A panel of federal judges denied a plea Tuesday from leading Republican legislators seeking to delay a recent order requiring the General Assembly to redraw North Carolina’s congressional districts by Jan. 24.The requirement stems from the panel’s finding last week that congressional districts the GOP-led legislature drew in 2016 stemmed from unconstitutional, partisan gerrymandering that went too far in tipping the scales toward Republican candidates.The legislative defendants wanted the...
State Rep. Pricey Harrison said Friday that her constituents should fear not, she actually does live in the Greensboro district that she represents.Harrison (D-Greensboro) made her assurances in response to a complaint to the contrary by former Greensboro Mayor Bill Knight, who lives several doors down from the house on Ridgeway Drive that the veteran state legislator has owned since 2005.“I’m in Raleigh a lot,” Harrison said.
The General Assembly has spent almost $5.6 million defending against a continuing series of lawsuits attacking the legislature’s redistricting efforts.And that tab, the official tally through Dec. 18, is sure to keep climbing as lawsuits filed since the Republican-led body’s 2011 redistricting for both state and federal offices continue grinding toward a conclusion, hopefully in time for this year’s elections.
Muck Rack makes it simple to find people, tweets, or articles that mention any name, keyword, company, hashtag etc. We've compiled this guide to help you make the most of your search.
Selecting a term
Start searching tweets, articles from media outlets, articles mentioned in tweets, journalists'
names, titles and bios with some suggested searches:
Companies or Topics (e.g. iPhone, Microsoft)
Phrases (e.g. "cloud computing") — use quotes to keep the terms together
Twitter handles (e.g. @username) — returns those who have mentioned or replied to
Names (e.g. "David Pogue")
Hashtags (e.g. #sxsw, #london2012)
Bio details (e.g. vegan, Olympics, father)
Muck Rack's Advanced Search allows for many boolean operators.
Find results that mention multiple specified terms, use AND or
+. For example, ensure each result contains both Elon Musk and Mark Zuckerberg by
searching Musk AND Zuckerberg or Musk + Zuckerberg.
Use the operators OR or , to broaden your search when you'd like either of
multiple terms to appear in results. (This is the default behavior of our search when no operators
are used). For example, results will contain either cake or cookie by searching cake OR cookie or cake,cookie
Use NOT or - to subtract results from your search. For
example, searching Disney will yield results about the Walt Disney Company as well as Walt Disney
World Resort.
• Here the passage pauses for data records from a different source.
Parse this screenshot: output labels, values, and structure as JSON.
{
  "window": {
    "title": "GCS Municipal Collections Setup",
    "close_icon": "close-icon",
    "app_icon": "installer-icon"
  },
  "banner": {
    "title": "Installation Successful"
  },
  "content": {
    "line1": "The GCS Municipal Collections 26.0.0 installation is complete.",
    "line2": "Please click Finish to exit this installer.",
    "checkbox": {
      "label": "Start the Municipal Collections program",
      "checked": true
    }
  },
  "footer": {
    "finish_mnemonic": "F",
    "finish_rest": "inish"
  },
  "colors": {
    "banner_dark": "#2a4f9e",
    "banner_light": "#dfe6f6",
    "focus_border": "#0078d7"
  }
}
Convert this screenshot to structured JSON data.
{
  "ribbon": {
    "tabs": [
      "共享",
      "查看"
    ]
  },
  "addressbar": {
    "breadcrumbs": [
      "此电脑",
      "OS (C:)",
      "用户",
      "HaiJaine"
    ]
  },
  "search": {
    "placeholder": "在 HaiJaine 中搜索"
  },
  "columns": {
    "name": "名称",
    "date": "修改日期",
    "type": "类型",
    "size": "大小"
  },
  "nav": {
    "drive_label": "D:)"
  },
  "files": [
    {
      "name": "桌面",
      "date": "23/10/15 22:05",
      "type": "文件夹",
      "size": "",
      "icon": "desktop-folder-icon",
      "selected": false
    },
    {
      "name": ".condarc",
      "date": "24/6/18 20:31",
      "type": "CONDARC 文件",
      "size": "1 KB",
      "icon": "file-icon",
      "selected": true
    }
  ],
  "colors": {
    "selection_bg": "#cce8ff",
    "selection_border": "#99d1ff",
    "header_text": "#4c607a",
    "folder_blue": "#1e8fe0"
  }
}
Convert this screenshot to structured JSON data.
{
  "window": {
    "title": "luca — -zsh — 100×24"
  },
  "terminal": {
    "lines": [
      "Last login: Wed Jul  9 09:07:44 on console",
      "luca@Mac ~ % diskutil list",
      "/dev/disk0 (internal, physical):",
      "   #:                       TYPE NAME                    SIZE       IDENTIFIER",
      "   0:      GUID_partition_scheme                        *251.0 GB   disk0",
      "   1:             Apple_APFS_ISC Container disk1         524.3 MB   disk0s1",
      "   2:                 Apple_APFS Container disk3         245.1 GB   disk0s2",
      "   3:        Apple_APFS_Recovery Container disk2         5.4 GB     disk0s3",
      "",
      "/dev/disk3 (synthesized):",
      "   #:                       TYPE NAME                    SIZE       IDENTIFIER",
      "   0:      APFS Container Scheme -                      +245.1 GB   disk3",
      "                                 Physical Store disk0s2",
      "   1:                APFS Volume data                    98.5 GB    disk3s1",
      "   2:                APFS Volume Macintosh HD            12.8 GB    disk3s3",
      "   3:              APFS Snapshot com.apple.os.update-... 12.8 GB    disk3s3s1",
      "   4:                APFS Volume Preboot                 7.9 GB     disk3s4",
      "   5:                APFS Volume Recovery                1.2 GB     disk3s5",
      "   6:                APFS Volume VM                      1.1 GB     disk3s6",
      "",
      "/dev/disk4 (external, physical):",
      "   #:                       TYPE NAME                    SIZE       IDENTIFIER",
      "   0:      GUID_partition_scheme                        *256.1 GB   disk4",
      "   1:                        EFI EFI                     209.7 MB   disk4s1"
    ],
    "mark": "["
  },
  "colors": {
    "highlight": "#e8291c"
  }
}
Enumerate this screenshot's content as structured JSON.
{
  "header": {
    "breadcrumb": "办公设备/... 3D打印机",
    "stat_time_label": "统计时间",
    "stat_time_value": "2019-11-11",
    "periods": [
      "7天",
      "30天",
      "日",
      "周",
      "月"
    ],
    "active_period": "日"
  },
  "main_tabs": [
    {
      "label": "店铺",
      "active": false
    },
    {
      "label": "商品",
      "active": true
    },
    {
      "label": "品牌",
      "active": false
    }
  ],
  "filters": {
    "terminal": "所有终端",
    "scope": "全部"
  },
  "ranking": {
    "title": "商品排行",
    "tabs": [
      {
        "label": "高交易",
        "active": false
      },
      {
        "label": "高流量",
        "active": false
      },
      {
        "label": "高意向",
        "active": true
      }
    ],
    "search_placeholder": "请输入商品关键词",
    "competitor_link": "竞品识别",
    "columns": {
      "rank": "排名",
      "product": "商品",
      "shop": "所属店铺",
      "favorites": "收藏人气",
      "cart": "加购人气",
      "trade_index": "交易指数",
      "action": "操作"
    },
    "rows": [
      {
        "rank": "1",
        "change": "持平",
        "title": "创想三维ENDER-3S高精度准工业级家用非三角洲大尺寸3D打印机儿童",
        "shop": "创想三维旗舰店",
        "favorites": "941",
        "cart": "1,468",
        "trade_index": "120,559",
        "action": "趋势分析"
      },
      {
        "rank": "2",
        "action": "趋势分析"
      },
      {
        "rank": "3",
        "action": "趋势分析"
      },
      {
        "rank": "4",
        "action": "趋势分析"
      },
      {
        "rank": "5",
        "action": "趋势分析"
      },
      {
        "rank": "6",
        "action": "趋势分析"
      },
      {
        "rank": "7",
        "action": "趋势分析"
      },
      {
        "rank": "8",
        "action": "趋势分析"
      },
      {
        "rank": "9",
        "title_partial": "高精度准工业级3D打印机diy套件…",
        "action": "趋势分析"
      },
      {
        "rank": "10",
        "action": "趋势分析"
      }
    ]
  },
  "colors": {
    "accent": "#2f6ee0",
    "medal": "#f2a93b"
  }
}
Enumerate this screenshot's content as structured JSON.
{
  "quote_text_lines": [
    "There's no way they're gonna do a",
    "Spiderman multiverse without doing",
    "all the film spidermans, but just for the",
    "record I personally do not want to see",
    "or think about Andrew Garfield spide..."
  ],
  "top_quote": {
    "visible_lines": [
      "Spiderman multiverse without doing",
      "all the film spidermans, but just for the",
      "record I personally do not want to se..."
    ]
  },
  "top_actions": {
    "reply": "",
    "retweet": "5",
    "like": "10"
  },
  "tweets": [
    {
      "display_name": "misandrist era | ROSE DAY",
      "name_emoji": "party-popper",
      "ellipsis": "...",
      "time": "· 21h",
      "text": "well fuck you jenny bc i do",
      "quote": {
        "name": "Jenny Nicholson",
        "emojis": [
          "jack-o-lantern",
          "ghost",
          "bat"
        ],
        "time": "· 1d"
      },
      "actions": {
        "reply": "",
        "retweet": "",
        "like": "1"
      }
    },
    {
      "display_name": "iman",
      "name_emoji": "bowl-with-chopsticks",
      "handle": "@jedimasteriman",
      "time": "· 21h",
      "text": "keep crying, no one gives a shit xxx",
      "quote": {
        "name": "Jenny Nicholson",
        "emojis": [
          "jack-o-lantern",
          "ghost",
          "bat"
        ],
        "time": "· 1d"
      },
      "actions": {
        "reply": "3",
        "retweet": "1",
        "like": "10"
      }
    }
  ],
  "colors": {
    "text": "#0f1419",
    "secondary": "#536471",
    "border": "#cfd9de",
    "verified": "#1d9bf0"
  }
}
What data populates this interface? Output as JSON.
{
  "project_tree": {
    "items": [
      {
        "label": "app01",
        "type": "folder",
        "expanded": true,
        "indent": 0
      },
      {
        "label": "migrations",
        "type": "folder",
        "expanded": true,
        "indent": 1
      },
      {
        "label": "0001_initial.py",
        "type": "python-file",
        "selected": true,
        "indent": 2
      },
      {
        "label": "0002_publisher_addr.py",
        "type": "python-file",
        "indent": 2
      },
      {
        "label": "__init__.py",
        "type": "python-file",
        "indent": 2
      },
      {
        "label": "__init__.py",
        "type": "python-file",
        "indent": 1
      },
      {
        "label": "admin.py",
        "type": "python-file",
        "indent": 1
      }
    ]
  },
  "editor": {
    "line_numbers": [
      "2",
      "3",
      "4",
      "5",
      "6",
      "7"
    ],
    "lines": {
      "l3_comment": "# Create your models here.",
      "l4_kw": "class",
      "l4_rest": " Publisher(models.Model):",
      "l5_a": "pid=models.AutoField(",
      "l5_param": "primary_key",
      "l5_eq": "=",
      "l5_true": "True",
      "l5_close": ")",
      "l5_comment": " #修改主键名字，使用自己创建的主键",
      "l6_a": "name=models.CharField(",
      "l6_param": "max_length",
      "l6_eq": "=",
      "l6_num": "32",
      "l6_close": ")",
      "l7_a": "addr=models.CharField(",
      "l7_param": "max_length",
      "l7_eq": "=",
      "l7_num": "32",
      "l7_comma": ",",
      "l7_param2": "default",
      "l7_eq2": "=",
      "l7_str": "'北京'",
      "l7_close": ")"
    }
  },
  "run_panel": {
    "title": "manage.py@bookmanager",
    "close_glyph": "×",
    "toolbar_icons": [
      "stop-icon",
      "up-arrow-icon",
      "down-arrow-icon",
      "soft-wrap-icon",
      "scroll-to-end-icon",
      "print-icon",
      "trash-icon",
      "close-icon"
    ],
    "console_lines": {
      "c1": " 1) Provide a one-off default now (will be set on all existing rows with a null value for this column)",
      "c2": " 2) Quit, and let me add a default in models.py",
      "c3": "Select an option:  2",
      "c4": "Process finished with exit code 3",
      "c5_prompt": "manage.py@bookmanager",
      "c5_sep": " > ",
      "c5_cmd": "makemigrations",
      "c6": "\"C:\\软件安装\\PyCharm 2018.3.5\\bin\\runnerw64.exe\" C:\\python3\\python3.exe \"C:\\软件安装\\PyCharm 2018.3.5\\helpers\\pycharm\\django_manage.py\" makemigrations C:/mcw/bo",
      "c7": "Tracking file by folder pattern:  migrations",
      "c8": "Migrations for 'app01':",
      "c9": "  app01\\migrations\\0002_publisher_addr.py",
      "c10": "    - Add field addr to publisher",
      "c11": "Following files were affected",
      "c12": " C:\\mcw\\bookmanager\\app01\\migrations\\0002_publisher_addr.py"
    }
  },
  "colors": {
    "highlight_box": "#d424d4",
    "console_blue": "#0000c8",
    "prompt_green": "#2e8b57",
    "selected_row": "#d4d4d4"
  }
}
To exclude mentions of Disney World, search for Disney -World or Disney
When using one of these operators with a phrase, enclose it in quotation marks. For example, you can
find results about smartphones excluding Apple's iPhone 4S by searching smartphone -"iPhone
Exact case matching or punctuation
If you're searching for a brand name or keyword that relies on specific punctuation marks or capitalization, you can
find results that match your exact query by adding matchcase: before the keyword you're searching for, like matchcase:E*TRADE .
Use parentheses to separate multiple
boolean phrases. For example, to find journalists talking about having fun in Disney World or
Disneyland, search for ("disney world" OR disneyland) AND fun.
An asterisk can be used to search for any variation of a root word truncated by the asterisk. For example, searching for admin* will return results for administrator, administration, administer, administered, etc.
A near operator is an AND operator where you can control the distance between the words. You can vary the distance the near operation uses by adding a forward slash and number (between 0-99) such as strawberries NEAR/10 "whipped cream", which means the strawberries must exist within 10 words of "whipped cream".